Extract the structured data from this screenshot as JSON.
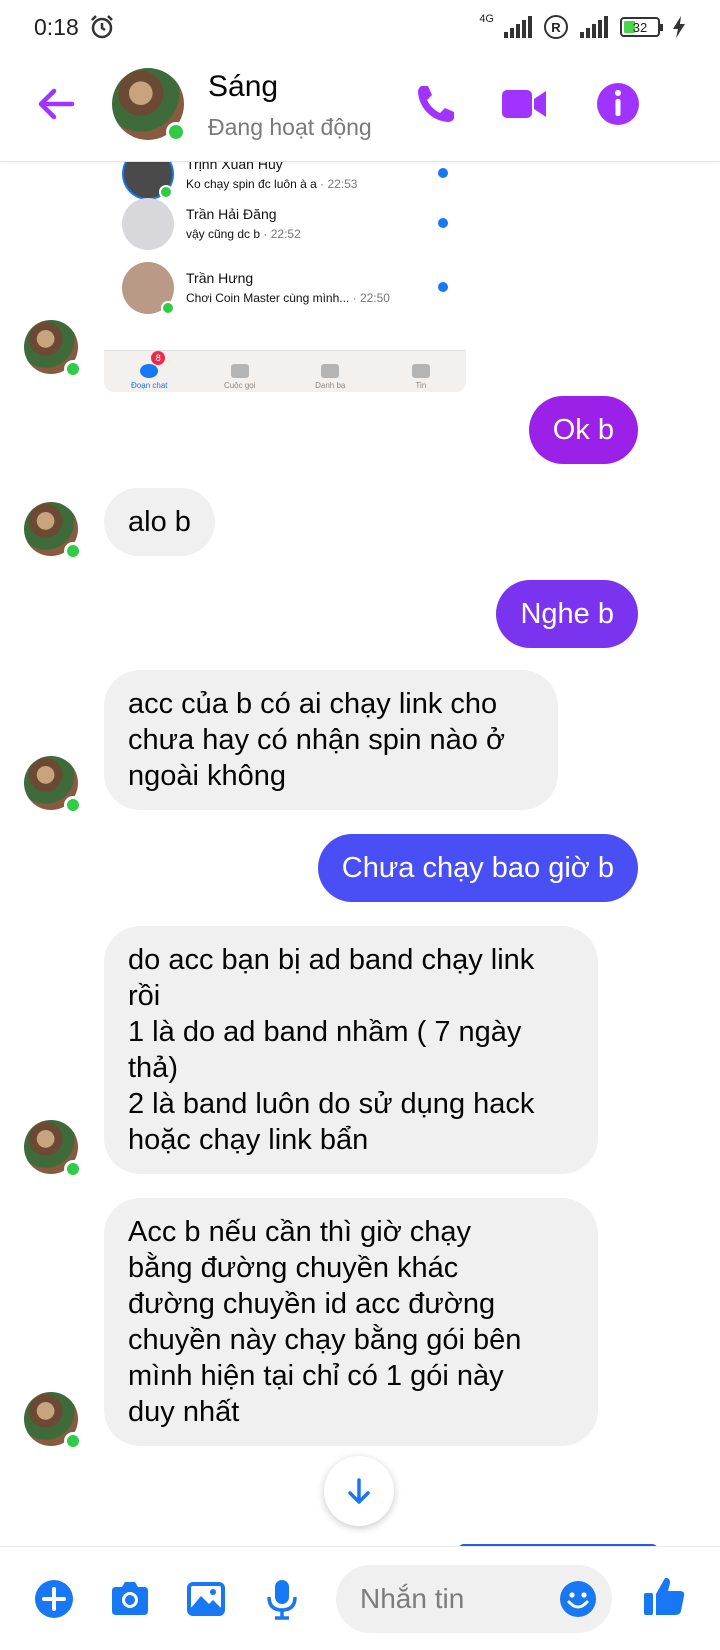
{
  "status_bar": {
    "time": "0:18",
    "network": "4G",
    "battery": "32"
  },
  "header": {
    "contact_name": "Sáng",
    "status": "Đang hoạt động"
  },
  "screenshot": {
    "rows": [
      {
        "name": "Trịnh Xuân Huy",
        "preview": "Ko chạy spin đc luôn à a",
        "time": "· 22:53"
      },
      {
        "name": "Trần Hải Đăng",
        "preview": "vậy cũng dc b",
        "time": "· 22:52"
      },
      {
        "name": "Trần Hưng",
        "preview": "Chơi Coin Master cùng mình...",
        "time": "· 22:50"
      }
    ],
    "tabs": [
      {
        "label": "Đoạn chat",
        "badge": "8"
      },
      {
        "label": "Cuộc gọi"
      },
      {
        "label": "Danh bạ"
      },
      {
        "label": "Tin"
      }
    ]
  },
  "messages": [
    {
      "side": "out",
      "text": "Ok b",
      "color": "#9b20e8"
    },
    {
      "side": "in",
      "text": "alo b"
    },
    {
      "side": "out",
      "text": "Nghe b",
      "color": "#7a34f0"
    },
    {
      "side": "in",
      "lines": [
        "acc của b có ai chạy link cho",
        "chưa hay có nhận spin nào ở",
        "ngoài không"
      ]
    },
    {
      "side": "out",
      "text": "Chưa chạy bao giờ b",
      "color": "#4a4ef5"
    },
    {
      "side": "in",
      "lines": [
        "do acc bạn bị ad band chạy link",
        "rồi",
        "1 là do ad band nhầm ( 7 ngày",
        "thả)",
        "2 là band luôn do sử dụng hack",
        "hoặc chạy link bẩn"
      ]
    },
    {
      "side": "in",
      "lines": [
        "Acc b nếu cần thì giờ chạy",
        "bằng đường chuyền khác",
        "đường chuyền id acc đường",
        "chuyền này chạy bằng gói bên",
        "mình hiện tại chỉ có 1 gói này",
        "duy nhất"
      ]
    }
  ],
  "composer": {
    "placeholder": "Nhắn tin"
  },
  "colors": {
    "accent": "#a033ff",
    "blue": "#1877f2",
    "online": "#31cc46"
  }
}
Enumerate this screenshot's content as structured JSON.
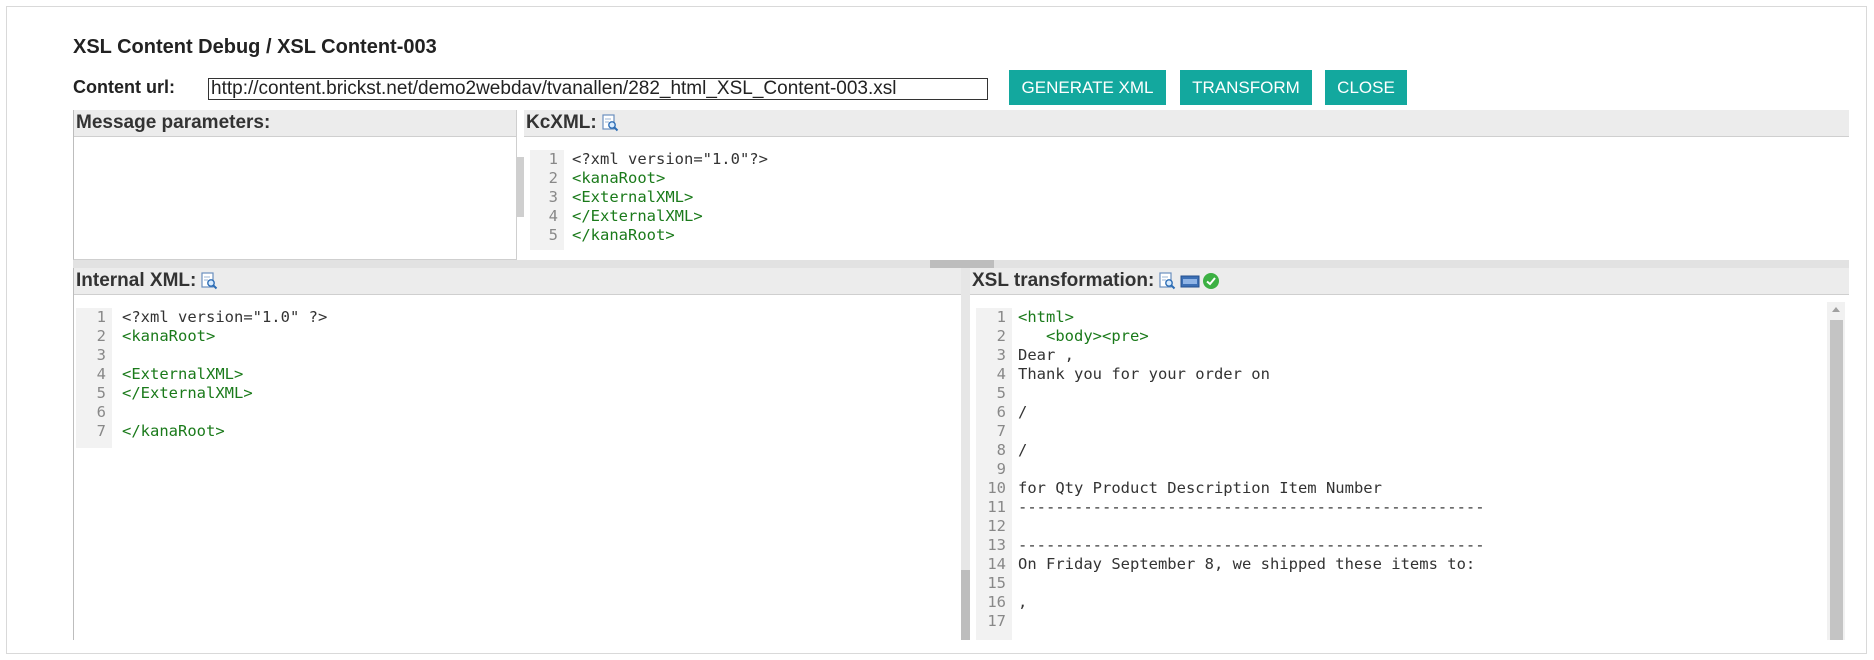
{
  "header": {
    "title": "XSL Content Debug / XSL Content-003",
    "url_label": "Content url:",
    "url_value": "http://content.brickst.net/demo2webdav/tvanallen/282_html_XSL_Content-003.xsl"
  },
  "buttons": {
    "generate": "GENERATE XML",
    "transform": "TRANSFORM",
    "close": "CLOSE"
  },
  "message_params": {
    "label": "Message parameters:"
  },
  "kcxml": {
    "label": "KcXML:",
    "lines": [
      {
        "n": "1",
        "text": "<?xml version=\"1.0\"?>",
        "kind": "txt"
      },
      {
        "n": "2",
        "text": "<kanaRoot>",
        "kind": "tag"
      },
      {
        "n": "3",
        "text": "<ExternalXML>",
        "kind": "tag"
      },
      {
        "n": "4",
        "text": "</ExternalXML>",
        "kind": "tag"
      },
      {
        "n": "5",
        "text": "</kanaRoot>",
        "kind": "tag"
      }
    ]
  },
  "internal_xml": {
    "label": "Internal XML:",
    "lines": [
      {
        "n": "1",
        "text": "<?xml version=\"1.0\" ?>",
        "kind": "txt"
      },
      {
        "n": "2",
        "text": "<kanaRoot>",
        "kind": "tag"
      },
      {
        "n": "3",
        "text": "",
        "kind": "txt"
      },
      {
        "n": "4",
        "text": "<ExternalXML>",
        "kind": "tag"
      },
      {
        "n": "5",
        "text": "</ExternalXML>",
        "kind": "tag"
      },
      {
        "n": "6",
        "text": "",
        "kind": "txt"
      },
      {
        "n": "7",
        "text": "</kanaRoot>",
        "kind": "tag"
      }
    ]
  },
  "xsl": {
    "label": "XSL transformation:",
    "lines": [
      {
        "n": "1",
        "text": "<html>",
        "kind": "tag"
      },
      {
        "n": "2",
        "text": "   <body><pre>",
        "kind": "tag"
      },
      {
        "n": "3",
        "text": "Dear ,",
        "kind": "txt"
      },
      {
        "n": "4",
        "text": "Thank you for your order on",
        "kind": "txt"
      },
      {
        "n": "5",
        "text": "",
        "kind": "txt"
      },
      {
        "n": "6",
        "text": "/",
        "kind": "txt"
      },
      {
        "n": "7",
        "text": "",
        "kind": "txt"
      },
      {
        "n": "8",
        "text": "/",
        "kind": "txt"
      },
      {
        "n": "9",
        "text": "",
        "kind": "txt"
      },
      {
        "n": "10",
        "text": "for Qty Product Description Item Number",
        "kind": "txt"
      },
      {
        "n": "11",
        "text": "--------------------------------------------------",
        "kind": "txt"
      },
      {
        "n": "12",
        "text": "",
        "kind": "txt"
      },
      {
        "n": "13",
        "text": "--------------------------------------------------",
        "kind": "txt"
      },
      {
        "n": "14",
        "text": "On Friday September 8, we shipped these items to:",
        "kind": "txt"
      },
      {
        "n": "15",
        "text": "",
        "kind": "txt"
      },
      {
        "n": "16",
        "text": ",",
        "kind": "txt"
      },
      {
        "n": "17",
        "text": "",
        "kind": "txt"
      }
    ]
  },
  "icons": {
    "preview": "document-preview-icon",
    "html": "html-view-icon",
    "status": "check-circle-icon"
  },
  "colors": {
    "button_bg": "#13a89e",
    "tag_text": "#1a7a1a",
    "panel_header_bg": "#ececec",
    "status_ok": "#3cb043"
  }
}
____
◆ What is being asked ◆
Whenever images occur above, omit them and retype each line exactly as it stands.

◆ Your solution ◆
Extract the structured data from this screenshot as JSON.
{
  "status_bar": {
    "time": "0:18",
    "network": "4G",
    "battery": "32"
  },
  "header": {
    "contact_name": "Sáng",
    "status": "Đang hoạt động"
  },
  "screenshot": {
    "rows": [
      {
        "name": "Trịnh Xuân Huy",
        "preview": "Ko chạy spin đc luôn à a",
        "time": "· 22:53"
      },
      {
        "name": "Trần Hải Đăng",
        "preview": "vậy cũng dc b",
        "time": "· 22:52"
      },
      {
        "name": "Trần Hưng",
        "preview": "Chơi Coin Master cùng mình...",
        "time": "· 22:50"
      }
    ],
    "tabs": [
      {
        "label": "Đoạn chat",
        "badge": "8"
      },
      {
        "label": "Cuộc gọi"
      },
      {
        "label": "Danh bạ"
      },
      {
        "label": "Tin"
      }
    ]
  },
  "messages": [
    {
      "side": "out",
      "text": "Ok b",
      "color": "#9b20e8"
    },
    {
      "side": "in",
      "text": "alo b"
    },
    {
      "side": "out",
      "text": "Nghe b",
      "color": "#7a34f0"
    },
    {
      "side": "in",
      "lines": [
        "acc của b có ai chạy link cho",
        "chưa hay có nhận spin nào ở",
        "ngoài không"
      ]
    },
    {
      "side": "out",
      "text": "Chưa chạy bao giờ b",
      "color": "#4a4ef5"
    },
    {
      "side": "in",
      "lines": [
        "do acc bạn bị ad band chạy link",
        "rồi",
        "1 là do ad band nhầm ( 7 ngày",
        "thả)",
        "2 là band luôn do sử dụng hack",
        "hoặc chạy link bẩn"
      ]
    },
    {
      "side": "in",
      "lines": [
        "Acc b nếu cần thì giờ chạy",
        "bằng đường chuyền khác",
        "đường chuyền id acc đường",
        "chuyền này chạy bằng gói bên",
        "mình hiện tại chỉ có 1 gói này",
        "duy nhất"
      ]
    }
  ],
  "composer": {
    "placeholder": "Nhắn tin"
  },
  "colors": {
    "accent": "#a033ff",
    "blue": "#1877f2",
    "online": "#31cc46"
  }
}
Enumerate this screenshot's content as structured JSON.
{
  "header": {
    "title": "XSL Content Debug / XSL Content-003",
    "url_label": "Content url:",
    "url_value": "http://content.brickst.net/demo2webdav/tvanallen/282_html_XSL_Content-003.xsl"
  },
  "buttons": {
    "generate": "GENERATE XML",
    "transform": "TRANSFORM",
    "close": "CLOSE"
  },
  "message_params": {
    "label": "Message parameters:"
  },
  "kcxml": {
    "label": "KcXML:",
    "lines": [
      {
        "n": "1",
        "text": "<?xml version=\"1.0\"?>",
        "kind": "txt"
      },
      {
        "n": "2",
        "text": "<kanaRoot>",
        "kind": "tag"
      },
      {
        "n": "3",
        "text": "<ExternalXML>",
        "kind": "tag"
      },
      {
        "n": "4",
        "text": "</ExternalXML>",
        "kind": "tag"
      },
      {
        "n": "5",
        "text": "</kanaRoot>",
        "kind": "tag"
      }
    ]
  },
  "internal_xml": {
    "label": "Internal XML:",
    "lines": [
      {
        "n": "1",
        "text": "<?xml version=\"1.0\" ?>",
        "kind": "txt"
      },
      {
        "n": "2",
        "text": "<kanaRoot>",
        "kind": "tag"
      },
      {
        "n": "3",
        "text": "",
        "kind": "txt"
      },
      {
        "n": "4",
        "text": "<ExternalXML>",
        "kind": "tag"
      },
      {
        "n": "5",
        "text": "</ExternalXML>",
        "kind": "tag"
      },
      {
        "n": "6",
        "text": "",
        "kind": "txt"
      },
      {
        "n": "7",
        "text": "</kanaRoot>",
        "kind": "tag"
      }
    ]
  },
  "xsl": {
    "label": "XSL transformation:",
    "lines": [
      {
        "n": "1",
        "text": "<html>",
        "kind": "tag"
      },
      {
        "n": "2",
        "text": "   <body><pre>",
        "kind": "tag"
      },
      {
        "n": "3",
        "text": "Dear ,",
        "kind": "txt"
      },
      {
        "n": "4",
        "text": "Thank you for your order on",
        "kind": "txt"
      },
      {
        "n": "5",
        "text": "",
        "kind": "txt"
      },
      {
        "n": "6",
        "text": "/",
        "kind": "txt"
      },
      {
        "n": "7",
        "text": "",
        "kind": "txt"
      },
      {
        "n": "8",
        "text": "/",
        "kind": "txt"
      },
      {
        "n": "9",
        "text": "",
        "kind": "txt"
      },
      {
        "n": "10",
        "text": "for Qty Product Description Item Number",
        "kind": "txt"
      },
      {
        "n": "11",
        "text": "--------------------------------------------------",
        "kind": "txt"
      },
      {
        "n": "12",
        "text": "",
        "kind": "txt"
      },
      {
        "n": "13",
        "text": "--------------------------------------------------",
        "kind": "txt"
      },
      {
        "n": "14",
        "text": "On Friday September 8, we shipped these items to:",
        "kind": "txt"
      },
      {
        "n": "15",
        "text": "",
        "kind": "txt"
      },
      {
        "n": "16",
        "text": ",",
        "kind": "txt"
      },
      {
        "n": "17",
        "text": "",
        "kind": "txt"
      }
    ]
  },
  "icons": {
    "preview": "document-preview-icon",
    "html": "html-view-icon",
    "status": "check-circle-icon"
  },
  "colors": {
    "button_bg": "#13a89e",
    "tag_text": "#1a7a1a",
    "panel_header_bg": "#ececec",
    "status_ok": "#3cb043"
  }
}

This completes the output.